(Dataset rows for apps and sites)
══════

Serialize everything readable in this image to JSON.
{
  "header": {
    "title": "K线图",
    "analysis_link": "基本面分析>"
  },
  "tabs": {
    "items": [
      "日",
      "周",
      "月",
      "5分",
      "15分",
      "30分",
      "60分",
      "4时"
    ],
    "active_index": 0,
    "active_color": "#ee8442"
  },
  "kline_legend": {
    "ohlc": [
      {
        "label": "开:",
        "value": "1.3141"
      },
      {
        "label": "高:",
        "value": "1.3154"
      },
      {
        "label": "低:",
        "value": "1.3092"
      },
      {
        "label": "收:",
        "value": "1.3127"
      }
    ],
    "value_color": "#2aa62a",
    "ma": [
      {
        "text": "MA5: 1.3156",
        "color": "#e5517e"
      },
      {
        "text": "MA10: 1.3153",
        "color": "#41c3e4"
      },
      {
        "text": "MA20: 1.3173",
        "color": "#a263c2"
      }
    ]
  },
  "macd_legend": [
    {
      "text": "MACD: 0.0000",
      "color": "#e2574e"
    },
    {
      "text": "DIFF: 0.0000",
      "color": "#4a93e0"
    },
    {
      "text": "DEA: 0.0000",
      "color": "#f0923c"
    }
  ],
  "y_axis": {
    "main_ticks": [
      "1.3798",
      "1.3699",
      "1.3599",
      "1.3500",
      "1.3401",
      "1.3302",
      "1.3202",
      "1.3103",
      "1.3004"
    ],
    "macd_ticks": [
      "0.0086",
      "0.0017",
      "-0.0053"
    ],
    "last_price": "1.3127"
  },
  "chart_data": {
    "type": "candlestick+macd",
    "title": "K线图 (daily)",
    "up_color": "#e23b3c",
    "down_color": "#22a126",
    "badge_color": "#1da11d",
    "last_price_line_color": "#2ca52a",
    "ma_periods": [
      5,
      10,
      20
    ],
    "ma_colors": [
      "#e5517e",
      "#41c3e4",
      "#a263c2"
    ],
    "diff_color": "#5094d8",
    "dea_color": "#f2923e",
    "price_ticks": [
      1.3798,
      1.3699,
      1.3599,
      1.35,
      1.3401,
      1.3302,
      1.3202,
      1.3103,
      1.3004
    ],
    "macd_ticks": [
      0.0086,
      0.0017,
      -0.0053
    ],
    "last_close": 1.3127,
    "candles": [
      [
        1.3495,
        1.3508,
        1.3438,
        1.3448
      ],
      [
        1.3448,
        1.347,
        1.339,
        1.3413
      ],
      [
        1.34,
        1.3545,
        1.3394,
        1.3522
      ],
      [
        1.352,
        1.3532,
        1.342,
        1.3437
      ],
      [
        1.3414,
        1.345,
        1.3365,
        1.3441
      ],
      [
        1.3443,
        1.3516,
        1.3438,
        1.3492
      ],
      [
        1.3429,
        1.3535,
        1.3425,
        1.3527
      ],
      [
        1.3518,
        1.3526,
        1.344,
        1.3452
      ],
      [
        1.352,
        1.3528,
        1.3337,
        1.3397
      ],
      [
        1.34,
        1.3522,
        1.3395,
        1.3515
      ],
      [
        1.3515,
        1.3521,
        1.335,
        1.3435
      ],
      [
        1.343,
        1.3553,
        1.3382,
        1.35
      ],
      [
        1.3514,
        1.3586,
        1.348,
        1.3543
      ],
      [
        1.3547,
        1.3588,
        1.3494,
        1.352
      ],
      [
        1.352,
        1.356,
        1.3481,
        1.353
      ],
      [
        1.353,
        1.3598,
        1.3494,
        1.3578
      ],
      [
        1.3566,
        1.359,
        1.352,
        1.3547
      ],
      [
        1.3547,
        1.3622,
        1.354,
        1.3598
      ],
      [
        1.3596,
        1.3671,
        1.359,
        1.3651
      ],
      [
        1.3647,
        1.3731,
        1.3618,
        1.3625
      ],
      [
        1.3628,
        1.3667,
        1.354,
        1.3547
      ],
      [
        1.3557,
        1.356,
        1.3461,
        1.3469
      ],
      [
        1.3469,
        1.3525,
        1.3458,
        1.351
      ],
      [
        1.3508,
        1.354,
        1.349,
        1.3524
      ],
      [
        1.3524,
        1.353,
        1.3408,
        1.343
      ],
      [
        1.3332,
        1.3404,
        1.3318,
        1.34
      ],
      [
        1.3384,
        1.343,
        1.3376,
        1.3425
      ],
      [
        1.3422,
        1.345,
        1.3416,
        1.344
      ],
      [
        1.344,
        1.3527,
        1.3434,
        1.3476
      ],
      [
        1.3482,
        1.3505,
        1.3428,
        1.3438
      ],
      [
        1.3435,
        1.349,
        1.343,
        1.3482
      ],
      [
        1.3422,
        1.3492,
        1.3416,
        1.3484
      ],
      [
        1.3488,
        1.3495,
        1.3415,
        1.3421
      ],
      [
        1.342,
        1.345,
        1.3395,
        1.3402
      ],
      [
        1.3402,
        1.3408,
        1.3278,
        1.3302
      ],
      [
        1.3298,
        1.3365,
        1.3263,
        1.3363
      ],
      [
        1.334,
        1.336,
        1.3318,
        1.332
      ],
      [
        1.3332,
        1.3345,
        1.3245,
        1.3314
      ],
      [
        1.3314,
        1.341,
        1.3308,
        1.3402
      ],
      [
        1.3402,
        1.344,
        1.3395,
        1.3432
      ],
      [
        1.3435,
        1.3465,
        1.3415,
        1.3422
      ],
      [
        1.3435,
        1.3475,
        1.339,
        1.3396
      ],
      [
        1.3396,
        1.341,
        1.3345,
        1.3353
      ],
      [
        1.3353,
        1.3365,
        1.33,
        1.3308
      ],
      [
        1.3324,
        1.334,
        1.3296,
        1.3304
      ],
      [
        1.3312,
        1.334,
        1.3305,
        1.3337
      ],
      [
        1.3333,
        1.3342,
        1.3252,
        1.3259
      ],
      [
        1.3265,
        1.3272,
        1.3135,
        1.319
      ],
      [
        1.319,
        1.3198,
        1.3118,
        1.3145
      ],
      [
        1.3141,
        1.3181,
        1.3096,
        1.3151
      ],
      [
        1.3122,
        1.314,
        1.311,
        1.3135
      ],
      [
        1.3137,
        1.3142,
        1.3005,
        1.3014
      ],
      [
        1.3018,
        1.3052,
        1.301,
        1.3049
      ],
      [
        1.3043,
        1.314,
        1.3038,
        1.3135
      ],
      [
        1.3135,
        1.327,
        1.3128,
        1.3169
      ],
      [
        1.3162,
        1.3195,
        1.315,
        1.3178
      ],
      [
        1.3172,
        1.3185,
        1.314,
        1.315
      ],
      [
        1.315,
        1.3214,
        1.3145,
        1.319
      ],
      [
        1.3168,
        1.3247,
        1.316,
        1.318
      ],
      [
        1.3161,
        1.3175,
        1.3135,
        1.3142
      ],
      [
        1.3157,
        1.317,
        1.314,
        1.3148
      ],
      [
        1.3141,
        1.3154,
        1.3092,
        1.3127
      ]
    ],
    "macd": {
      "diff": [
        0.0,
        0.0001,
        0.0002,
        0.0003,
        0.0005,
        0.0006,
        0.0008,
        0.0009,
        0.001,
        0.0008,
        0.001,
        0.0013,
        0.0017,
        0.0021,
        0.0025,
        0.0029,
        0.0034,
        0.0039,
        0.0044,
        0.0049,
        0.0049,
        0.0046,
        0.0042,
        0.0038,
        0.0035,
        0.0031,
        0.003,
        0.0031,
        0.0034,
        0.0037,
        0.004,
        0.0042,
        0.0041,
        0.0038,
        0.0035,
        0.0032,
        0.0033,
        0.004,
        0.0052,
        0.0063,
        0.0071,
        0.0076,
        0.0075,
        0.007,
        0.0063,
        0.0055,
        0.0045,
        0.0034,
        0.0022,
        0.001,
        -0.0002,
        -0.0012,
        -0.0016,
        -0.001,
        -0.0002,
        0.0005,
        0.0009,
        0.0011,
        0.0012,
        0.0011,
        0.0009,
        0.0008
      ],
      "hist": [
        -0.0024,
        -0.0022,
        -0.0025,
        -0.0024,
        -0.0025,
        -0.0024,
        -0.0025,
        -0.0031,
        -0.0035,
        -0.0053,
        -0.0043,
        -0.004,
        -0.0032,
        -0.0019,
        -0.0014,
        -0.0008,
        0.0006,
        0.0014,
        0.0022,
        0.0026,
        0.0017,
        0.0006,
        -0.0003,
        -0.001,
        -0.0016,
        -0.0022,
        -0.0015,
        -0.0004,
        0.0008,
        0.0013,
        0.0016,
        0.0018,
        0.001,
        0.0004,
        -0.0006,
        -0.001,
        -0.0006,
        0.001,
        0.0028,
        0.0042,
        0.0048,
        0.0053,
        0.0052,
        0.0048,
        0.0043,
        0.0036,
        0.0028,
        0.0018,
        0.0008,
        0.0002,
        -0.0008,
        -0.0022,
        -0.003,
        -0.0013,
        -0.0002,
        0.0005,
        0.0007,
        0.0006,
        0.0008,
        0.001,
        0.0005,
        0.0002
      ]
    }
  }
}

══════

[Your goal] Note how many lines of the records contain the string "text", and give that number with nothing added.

[Completed task] 6